He urged the students to work hard: "I can tell you this, the work isn't easy, it's not supposed to be. But I believe in you and your teachers believe in you."
But for some of the students, the first day of school just made them nervous. Maikel Ruiz, a sophomore, said he was reluctant to talk to new people.
"I feel good, but I didn't want to come today because of all the new people," he said. "I don't go and say hi right away."
The school, which is also 100 percent Hispanic, was the first stop on the final five-borough school tour by the mayor and Schools Chancellor Dennis Walcott. Unlike previous years, the mayor declined to take any questions from reporters.
After leaving Washington Heights, Walcott visited a building in the Bronx that houses two schools: P.S. 93 and the Icahn Charter School 7. Co-located schools like these have been controversial in some communities.
Walcott defended the city's support for charter schools, saying they offer "a quality option" for families. “For any candidate to talk about choking off that type of choice is truly unfortunate," he said, referring to mayoral candidates who have proposed limiting the growth of charter schools in the city.
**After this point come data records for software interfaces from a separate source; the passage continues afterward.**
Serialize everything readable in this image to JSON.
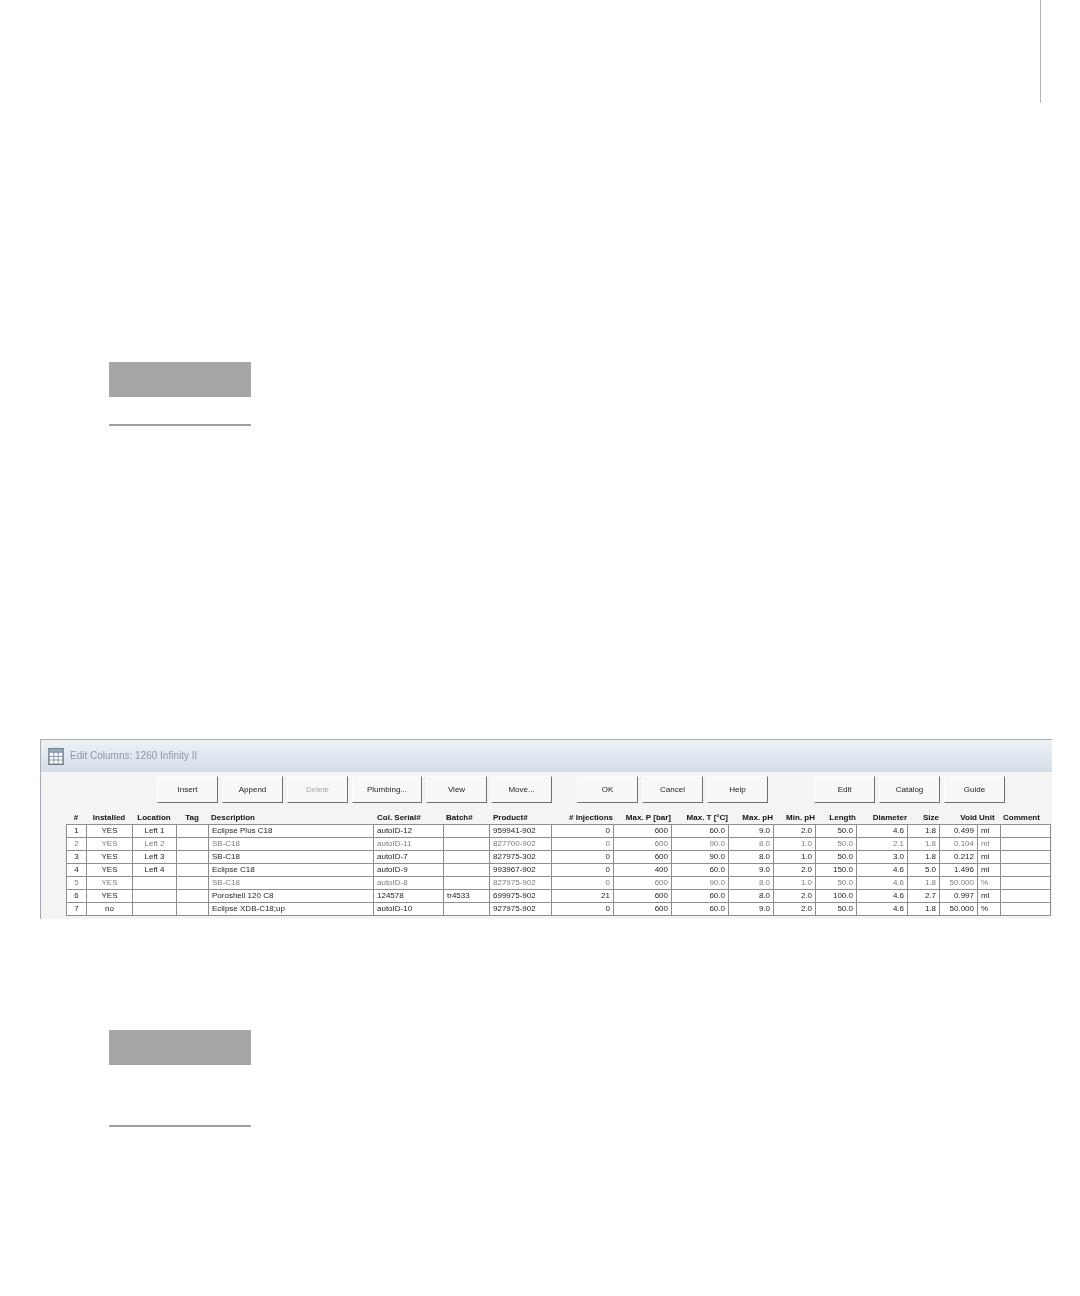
{
  "dialog": {
    "title": "Edit Columns: 1260 Infinity II",
    "toolbar": [
      {
        "buttons": [
          {
            "label": "Insert",
            "disabled": false
          },
          {
            "label": "Append",
            "disabled": false
          },
          {
            "label": "Delete",
            "disabled": true
          },
          {
            "label": "Plumbing...",
            "disabled": false
          },
          {
            "label": "View",
            "disabled": false
          },
          {
            "label": "Move...",
            "disabled": false
          }
        ]
      },
      {
        "buttons": [
          {
            "label": "OK",
            "disabled": false
          },
          {
            "label": "Cancel",
            "disabled": false
          },
          {
            "label": "Help",
            "disabled": false
          }
        ]
      },
      {
        "buttons": [
          {
            "label": "Edit",
            "disabled": false
          },
          {
            "label": "Catalog",
            "disabled": false
          },
          {
            "label": "Guide",
            "disabled": false
          }
        ]
      }
    ],
    "table": {
      "columns": [
        "#",
        "Installed",
        "Location",
        "Tag",
        "Description",
        "Col. Serial#",
        "Batch#",
        "Product#",
        "# Injections",
        "Max. P [bar]",
        "Max. T [°C]",
        "Max. pH",
        "Min. pH",
        "Length",
        "Diameter",
        "Size",
        "Void",
        "Unit",
        "Comment"
      ],
      "rows": [
        {
          "dimmed": false,
          "number": "1",
          "installed": "YES",
          "location": "Left 1",
          "description": "Eclipse Plus C18",
          "col_serial": "autoID-12",
          "product": "959941-902",
          "injections": "0",
          "max_p": "600",
          "max_t": "60.0",
          "max_ph": "9.0",
          "min_ph": "2.0",
          "length": "50.0",
          "diameter": "4.6",
          "size": "1.8",
          "void": "0.499",
          "unit": "ml"
        },
        {
          "dimmed": true,
          "number": "2",
          "installed": "YES",
          "location": "Left 2",
          "description": "SB-C18",
          "col_serial": "autoID-11",
          "product": "827700-902",
          "injections": "0",
          "max_p": "600",
          "max_t": "90.0",
          "max_ph": "8.0",
          "min_ph": "1.0",
          "length": "50.0",
          "diameter": "2.1",
          "size": "1.8",
          "void": "0.104",
          "unit": "ml"
        },
        {
          "dimmed": false,
          "number": "3",
          "installed": "YES",
          "location": "Left 3",
          "description": "SB-C18",
          "col_serial": "autoID-7",
          "product": "827975-302",
          "injections": "0",
          "max_p": "600",
          "max_t": "90.0",
          "max_ph": "8.0",
          "min_ph": "1.0",
          "length": "50.0",
          "diameter": "3.0",
          "size": "1.8",
          "void": "0.212",
          "unit": "ml"
        },
        {
          "dimmed": false,
          "number": "4",
          "installed": "YES",
          "location": "Left 4",
          "description": "Eclipse C18",
          "col_serial": "autoID-9",
          "product": "993967-902",
          "injections": "0",
          "max_p": "400",
          "max_t": "60.0",
          "max_ph": "9.0",
          "min_ph": "2.0",
          "length": "150.0",
          "diameter": "4.6",
          "size": "5.0",
          "void": "1.496",
          "unit": "ml"
        },
        {
          "dimmed": true,
          "number": "5",
          "installed": "YES",
          "description": "SB-C18",
          "col_serial": "autoID-8",
          "product": "827975-902",
          "injections": "0",
          "max_p": "600",
          "max_t": "90.0",
          "max_ph": "8.0",
          "min_ph": "1.0",
          "length": "50.0",
          "diameter": "4.6",
          "size": "1.8",
          "void": "50.000",
          "unit": "%"
        },
        {
          "dimmed": false,
          "number": "6",
          "installed": "YES",
          "description": "Poroshell 120 C8",
          "col_serial": "124578",
          "batch": "tr4533",
          "product": "699975-902",
          "injections": "21",
          "max_p": "600",
          "max_t": "60.0",
          "max_ph": "8.0",
          "min_ph": "2.0",
          "length": "100.0",
          "diameter": "4.6",
          "size": "2.7",
          "void": "0.997",
          "unit": "ml"
        },
        {
          "dimmed": false,
          "number": "7",
          "installed": "no",
          "description": "Eclipse XDB-C18;up",
          "col_serial": "autoID-10",
          "product": "927975-902",
          "injections": "0",
          "max_p": "600",
          "max_t": "60.0",
          "max_ph": "9.0",
          "min_ph": "2.0",
          "length": "50.0",
          "diameter": "4.6",
          "size": "1.8",
          "void": "50.000",
          "unit": "%"
        }
      ]
    }
  }
}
Several Democrats said they would like more community input before co-locating schools in the same building, or opening charters in district schools. And a few have suggested charging charter schools rent for space in district schools. Walcott dismissed those ideas as politically driven.
"Having parent support or community input in deciding, you're the leader," he said. " You put the Chancellor in place to be the leader in to work with different communities and make difficult decisions and not put your finger up in the air and see which way the political winds are blowing."
In a kindergarten class at the charter school, students gathered on the multi-colored rug or slumped in bean bag chairs, brainstorming a list of first-day feelings. The teacher heard answers like, "tired," and "hungry," and "shy," offering her the perfect segue for her book of the morning, "First Day Jitters."
First day of school feelings chart at Icahn Charter School 7 in the Bronx (Stephen Nessen/WNYC)
Sneezes from one kindergarten student prompted the chancellor to make his way through the children like he was stepping through a flower bed to hand her a tissue and then swap the used tissue for a fresh one before he came outside to answer reporters' questions.
Asked about complaints that some teachers had not received the new Common Core-aligned textbooks, he said he expected all the materials to arrive soon.
"I know just about 99.9 percent of the schools have it, and probably that 1 percent will have it by the end of the day or tomorrow," he said.
Walcott also thanked custodians for a "mammoth undertaking" over the weekend to accept deliveries of new textbooks and getting ready for primary day with hundreds of voting machines to set up in the schools.
Next stop, the Academy for Careers in Television and Film in Long Island City, Queens.
The school is in a new building with views across the East River of the Empire State Building and the United Nations. After poking his head in a middle school class, and a shiny new auditorium, the chancellor made his way to the roof where film students were practicing dolly shots on an actual track.
The students had fun with their visitors, filming Walcott and his entourage striding toward Manhattan as if they had the wealth and power to add and remove buildings from the skyline.
School's Chancellor Dennis Walcott and other city officials posing for a scene shot by students at the Academy for Careers in Television and Film in Long Island, City, Queens (Stephen Nessen/WNYC).